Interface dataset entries
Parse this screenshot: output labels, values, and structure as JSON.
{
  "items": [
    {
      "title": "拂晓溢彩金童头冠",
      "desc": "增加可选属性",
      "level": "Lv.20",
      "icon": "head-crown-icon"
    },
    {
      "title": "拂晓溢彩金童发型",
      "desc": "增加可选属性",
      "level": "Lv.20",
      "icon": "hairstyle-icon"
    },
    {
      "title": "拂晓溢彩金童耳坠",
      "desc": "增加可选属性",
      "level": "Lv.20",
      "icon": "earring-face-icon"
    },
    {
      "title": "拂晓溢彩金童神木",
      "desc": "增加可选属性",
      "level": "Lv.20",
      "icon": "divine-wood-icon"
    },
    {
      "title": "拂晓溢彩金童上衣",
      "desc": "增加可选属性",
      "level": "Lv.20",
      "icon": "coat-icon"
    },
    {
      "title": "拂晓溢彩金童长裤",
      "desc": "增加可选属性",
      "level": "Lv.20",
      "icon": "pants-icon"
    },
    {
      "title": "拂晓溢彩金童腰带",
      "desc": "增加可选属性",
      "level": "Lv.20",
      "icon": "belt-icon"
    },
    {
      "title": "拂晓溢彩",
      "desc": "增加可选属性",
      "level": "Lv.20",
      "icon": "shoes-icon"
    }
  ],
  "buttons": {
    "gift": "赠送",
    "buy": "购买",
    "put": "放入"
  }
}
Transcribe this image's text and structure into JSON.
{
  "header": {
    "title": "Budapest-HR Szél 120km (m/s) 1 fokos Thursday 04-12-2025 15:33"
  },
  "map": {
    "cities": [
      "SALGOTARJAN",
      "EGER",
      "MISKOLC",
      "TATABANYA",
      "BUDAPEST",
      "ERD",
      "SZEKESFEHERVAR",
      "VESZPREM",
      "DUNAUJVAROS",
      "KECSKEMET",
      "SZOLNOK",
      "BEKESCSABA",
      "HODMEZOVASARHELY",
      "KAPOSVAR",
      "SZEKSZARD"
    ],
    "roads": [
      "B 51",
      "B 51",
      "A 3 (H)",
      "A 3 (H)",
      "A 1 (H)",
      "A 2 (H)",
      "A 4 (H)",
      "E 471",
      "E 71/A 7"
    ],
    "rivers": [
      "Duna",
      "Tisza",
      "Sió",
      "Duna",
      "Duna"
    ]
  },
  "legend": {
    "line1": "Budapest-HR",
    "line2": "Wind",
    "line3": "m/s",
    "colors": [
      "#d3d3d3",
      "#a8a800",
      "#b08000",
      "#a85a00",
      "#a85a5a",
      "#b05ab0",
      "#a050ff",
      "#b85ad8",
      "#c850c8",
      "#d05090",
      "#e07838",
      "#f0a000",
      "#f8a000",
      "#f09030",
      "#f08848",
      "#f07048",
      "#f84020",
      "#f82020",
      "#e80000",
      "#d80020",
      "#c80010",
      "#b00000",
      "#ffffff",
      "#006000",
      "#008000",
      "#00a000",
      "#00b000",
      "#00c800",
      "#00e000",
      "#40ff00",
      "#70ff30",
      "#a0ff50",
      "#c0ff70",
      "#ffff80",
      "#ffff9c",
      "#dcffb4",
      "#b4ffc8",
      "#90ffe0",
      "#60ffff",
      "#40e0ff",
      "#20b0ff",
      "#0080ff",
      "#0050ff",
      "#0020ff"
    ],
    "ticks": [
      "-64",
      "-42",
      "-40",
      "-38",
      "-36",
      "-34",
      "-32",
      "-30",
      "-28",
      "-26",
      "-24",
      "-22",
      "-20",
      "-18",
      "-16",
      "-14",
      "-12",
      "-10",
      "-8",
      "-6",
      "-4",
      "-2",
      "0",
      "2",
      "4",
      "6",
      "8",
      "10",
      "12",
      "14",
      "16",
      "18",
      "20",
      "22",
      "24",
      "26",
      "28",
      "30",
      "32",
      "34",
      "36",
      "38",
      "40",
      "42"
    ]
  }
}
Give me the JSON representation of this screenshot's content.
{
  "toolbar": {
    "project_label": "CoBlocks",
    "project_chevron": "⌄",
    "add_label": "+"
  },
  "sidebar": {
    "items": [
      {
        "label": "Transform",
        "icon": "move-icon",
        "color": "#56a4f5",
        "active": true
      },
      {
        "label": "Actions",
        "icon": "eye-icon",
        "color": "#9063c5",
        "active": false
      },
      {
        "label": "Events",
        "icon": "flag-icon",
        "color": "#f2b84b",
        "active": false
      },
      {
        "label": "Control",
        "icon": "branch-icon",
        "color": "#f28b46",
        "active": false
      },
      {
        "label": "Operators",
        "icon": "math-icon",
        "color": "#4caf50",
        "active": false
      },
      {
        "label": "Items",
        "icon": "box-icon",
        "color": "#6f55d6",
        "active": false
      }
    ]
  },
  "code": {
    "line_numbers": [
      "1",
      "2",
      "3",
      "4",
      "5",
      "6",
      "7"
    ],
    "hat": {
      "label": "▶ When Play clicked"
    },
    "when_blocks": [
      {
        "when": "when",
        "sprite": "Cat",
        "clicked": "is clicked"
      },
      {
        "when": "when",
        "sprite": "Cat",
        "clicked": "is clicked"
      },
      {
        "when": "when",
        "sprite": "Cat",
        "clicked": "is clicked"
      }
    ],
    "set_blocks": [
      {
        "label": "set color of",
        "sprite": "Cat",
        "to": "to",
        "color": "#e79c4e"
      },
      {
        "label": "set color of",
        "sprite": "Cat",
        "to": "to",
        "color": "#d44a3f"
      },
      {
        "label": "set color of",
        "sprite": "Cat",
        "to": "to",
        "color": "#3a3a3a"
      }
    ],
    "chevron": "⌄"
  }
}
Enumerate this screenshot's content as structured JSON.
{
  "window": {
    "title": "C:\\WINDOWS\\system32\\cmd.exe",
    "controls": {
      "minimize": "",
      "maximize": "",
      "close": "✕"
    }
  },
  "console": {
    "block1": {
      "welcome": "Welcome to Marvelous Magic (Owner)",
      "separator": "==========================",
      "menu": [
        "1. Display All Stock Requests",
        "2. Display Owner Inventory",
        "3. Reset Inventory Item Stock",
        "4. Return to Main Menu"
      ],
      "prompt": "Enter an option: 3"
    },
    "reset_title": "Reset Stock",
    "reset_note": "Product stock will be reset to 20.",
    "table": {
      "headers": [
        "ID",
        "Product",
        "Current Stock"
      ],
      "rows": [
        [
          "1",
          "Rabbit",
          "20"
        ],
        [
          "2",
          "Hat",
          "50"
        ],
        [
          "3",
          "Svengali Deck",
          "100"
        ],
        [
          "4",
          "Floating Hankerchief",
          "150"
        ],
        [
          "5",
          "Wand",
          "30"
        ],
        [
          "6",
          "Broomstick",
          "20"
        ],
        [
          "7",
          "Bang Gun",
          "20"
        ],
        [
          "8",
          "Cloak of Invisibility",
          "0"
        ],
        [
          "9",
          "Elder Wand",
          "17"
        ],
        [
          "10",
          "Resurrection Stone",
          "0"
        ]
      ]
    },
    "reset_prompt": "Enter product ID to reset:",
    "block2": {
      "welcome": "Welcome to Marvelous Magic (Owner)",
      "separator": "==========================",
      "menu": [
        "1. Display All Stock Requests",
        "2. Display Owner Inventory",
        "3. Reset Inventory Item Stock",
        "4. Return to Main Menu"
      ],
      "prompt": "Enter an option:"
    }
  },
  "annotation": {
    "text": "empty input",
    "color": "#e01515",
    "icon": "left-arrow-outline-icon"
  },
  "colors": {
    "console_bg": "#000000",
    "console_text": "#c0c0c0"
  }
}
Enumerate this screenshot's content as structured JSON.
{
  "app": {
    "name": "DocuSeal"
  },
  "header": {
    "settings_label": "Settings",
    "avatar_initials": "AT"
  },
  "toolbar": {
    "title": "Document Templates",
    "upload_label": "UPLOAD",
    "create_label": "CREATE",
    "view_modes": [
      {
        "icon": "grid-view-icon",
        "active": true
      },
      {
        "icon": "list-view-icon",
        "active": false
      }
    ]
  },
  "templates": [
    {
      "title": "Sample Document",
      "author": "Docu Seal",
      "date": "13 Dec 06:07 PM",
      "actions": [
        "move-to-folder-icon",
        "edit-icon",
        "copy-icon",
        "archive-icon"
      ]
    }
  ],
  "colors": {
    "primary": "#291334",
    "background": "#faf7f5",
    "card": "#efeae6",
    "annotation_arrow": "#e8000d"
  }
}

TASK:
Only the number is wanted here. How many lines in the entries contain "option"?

WRITTEN SOLUTION:
2